Koalas are at the centre of a perfect storm that threatens their survival, according to Kevin Evans, CEO of the New South Wales National Parks Association.
Numbers are a fraction of what they were and the species is slipping away, he says.
Writing in the Guardian, Evans says University of Queensland scientists were part of a team that found in mid-December that Australia was performing worst of all developed countries on Earth in protecting its ecoregions (areas containing broadly similar habitat).
The researchers identified Australia’s temperate forests – the koala’s home – as a “crisis ecoregion” where habitat loss is greatest.
Evans says, “In 2016 koalas were sighted for the first time in decades at Mt Kembla, Wollongong and in Kosciuszko national park in New South Wales.
“Although these sightings are a source of hope, it’s important we don’t get lulled into a false sense of security about the extent to which nature, including koalas, is threatened in Australia. We have serious work to do to protect our unique plants and animals.”
Evans says the world’s focus is on climate change, which isn’t surprising as it threatens to alter our entire environment as rainfall patterns change, temperatures rise and extremes become more common. Many species are finding their habitats shrinking – for example, polar bears in the rapidly vanishing Arctic sea ice.
“Amid this climate emergency, species extinctions have largely been pushed out of mind.
“Of course the issues are intertwined as climate change can cause extinctions. In July the Bramble Cay melomys (a rodent) was reported as the first animals to have been made extinct primarily due to climate change.
“In its case, its single-island habitat had been repeatedly inundated by rising sea levels destroying native vegetation and ultimately the species itself.
“And of course climate change threatens to exacerbate and amplify other threats to species like bushfires and heatwaves.”
But in the short-term, he warns, human destruction of habitat is a much greater threat to species.
That is why the koala, as a species inhabiting a crisis ecoregion, is not faring so well.
“Historical accounts describe large numbers of koalas being seen regularly in the late 1800s in NSW. In 1921, 200,000 koala pelts passed through Sydney and in 1924 2m pelts were exported from eastern Australia.
“Yet now all koala populations, bar a few in eastern Australia, are in decline – some sharply so. The most recent estimate of 329,000 in Australia (36,000 koalas in NSW) is seen as optimistic: koala numbers are a fraction of what they were and the species is slipping away.”
Evans points the finger at the New South Wales and Queensland state governments, as well as the national authorities.

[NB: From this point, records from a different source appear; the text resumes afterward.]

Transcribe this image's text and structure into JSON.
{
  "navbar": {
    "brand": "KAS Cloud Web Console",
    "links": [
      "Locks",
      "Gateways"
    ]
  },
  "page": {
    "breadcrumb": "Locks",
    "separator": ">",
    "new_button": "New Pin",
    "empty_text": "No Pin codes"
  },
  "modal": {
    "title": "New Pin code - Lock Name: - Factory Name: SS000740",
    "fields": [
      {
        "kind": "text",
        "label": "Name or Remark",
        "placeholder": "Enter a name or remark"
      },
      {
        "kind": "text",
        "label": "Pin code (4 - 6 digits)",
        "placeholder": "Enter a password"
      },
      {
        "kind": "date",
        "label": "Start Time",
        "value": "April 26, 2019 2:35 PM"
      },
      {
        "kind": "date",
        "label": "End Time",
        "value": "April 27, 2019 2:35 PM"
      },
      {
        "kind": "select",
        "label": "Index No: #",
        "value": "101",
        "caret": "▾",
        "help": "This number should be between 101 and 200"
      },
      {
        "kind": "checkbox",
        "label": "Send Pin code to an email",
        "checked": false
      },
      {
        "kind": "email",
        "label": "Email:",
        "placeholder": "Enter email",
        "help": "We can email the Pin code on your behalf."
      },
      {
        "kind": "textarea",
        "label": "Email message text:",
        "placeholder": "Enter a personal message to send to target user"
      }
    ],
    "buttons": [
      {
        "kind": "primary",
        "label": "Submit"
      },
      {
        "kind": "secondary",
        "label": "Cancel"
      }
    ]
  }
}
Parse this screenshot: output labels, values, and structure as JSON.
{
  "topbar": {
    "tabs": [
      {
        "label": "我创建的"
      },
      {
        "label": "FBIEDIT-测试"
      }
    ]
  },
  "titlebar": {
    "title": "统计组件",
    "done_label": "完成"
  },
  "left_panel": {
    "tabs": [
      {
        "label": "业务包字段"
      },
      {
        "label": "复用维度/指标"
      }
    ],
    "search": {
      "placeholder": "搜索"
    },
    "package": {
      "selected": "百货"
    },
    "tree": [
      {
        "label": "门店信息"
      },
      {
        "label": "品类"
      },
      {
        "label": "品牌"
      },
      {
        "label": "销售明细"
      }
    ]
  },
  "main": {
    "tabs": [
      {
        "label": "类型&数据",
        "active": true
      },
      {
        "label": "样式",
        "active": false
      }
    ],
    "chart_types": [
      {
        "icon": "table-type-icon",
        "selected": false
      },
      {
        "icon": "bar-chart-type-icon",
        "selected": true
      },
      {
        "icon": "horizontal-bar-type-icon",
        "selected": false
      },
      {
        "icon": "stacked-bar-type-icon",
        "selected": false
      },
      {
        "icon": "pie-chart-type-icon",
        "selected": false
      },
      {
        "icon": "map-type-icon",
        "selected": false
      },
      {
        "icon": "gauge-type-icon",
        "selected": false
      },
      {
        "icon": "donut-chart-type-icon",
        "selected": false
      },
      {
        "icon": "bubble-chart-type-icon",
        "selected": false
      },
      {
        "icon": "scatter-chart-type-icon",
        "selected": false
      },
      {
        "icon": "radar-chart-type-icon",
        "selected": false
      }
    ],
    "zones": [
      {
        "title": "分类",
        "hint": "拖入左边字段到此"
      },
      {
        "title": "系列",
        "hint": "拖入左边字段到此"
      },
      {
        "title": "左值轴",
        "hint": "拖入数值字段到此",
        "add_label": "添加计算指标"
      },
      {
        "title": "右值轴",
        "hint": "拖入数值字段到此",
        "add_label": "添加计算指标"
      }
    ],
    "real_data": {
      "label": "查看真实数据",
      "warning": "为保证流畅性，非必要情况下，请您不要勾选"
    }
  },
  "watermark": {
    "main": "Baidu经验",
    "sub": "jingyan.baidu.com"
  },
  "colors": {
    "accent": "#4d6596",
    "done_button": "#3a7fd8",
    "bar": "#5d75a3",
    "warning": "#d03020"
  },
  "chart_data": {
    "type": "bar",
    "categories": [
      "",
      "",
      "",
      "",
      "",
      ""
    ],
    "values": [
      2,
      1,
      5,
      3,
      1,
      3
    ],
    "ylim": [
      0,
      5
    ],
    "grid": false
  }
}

Changes to land clearing laws have devastated bushland in Queensland and history threatens to repeat itself in NSW with Mike Baird’s conservative government recently passing its land-clearing legislation, he says.
“Much remaining high-quality koala habitat is either on private land, at risk of clearing, or in state forests and subject to ever more intense state-sanctioned logging.”
Urban development is eating into koala habitat up and down the coast. Following the destruction of their habitat, koalas are vulnerable to dog attacks or being hit by vehicles as they spend more time on the ground.
Koalas are one of the few animals whose plight the government finds it hard to ignore. The federal government, in fact, has a “koala diplomacy” strategy based on giving high-profile individuals like Barack Obama and Vladimir Putin a photo opportunity with the marsupial. It’s intended to project the image of Australia as a safe, friendly, cuddly neighbour.
“The NSW government is developing a ‘whole of government’ koala strategy and asking for community feedback on planning issues and its Saving Our Species conservation strategy.
“At a federal level, the National Koala Conservation and Management Strategy expired in 2014. Word is that a new strategy is in the pipeline but at the moment we’re flying blind.”
Evans maintains the best way to protect koalas is straightforward. He points out the scientists who identified the crisis ecoregion problem also identified the solution: large, well-connected protected areas.
“Only by protecting and connecting remaining koala habitat can the government enact meaningful conservation. Everything else is tinkering round the edges.”
Protecting the koala is a litmus test for Australian conservation, he says.
“Only by demonstrating that it can effectively protect koalas can we have any confidence that the government can protect the rest of Australia’s extraordinary wildlife that doesn’t share the koala’s high profile.”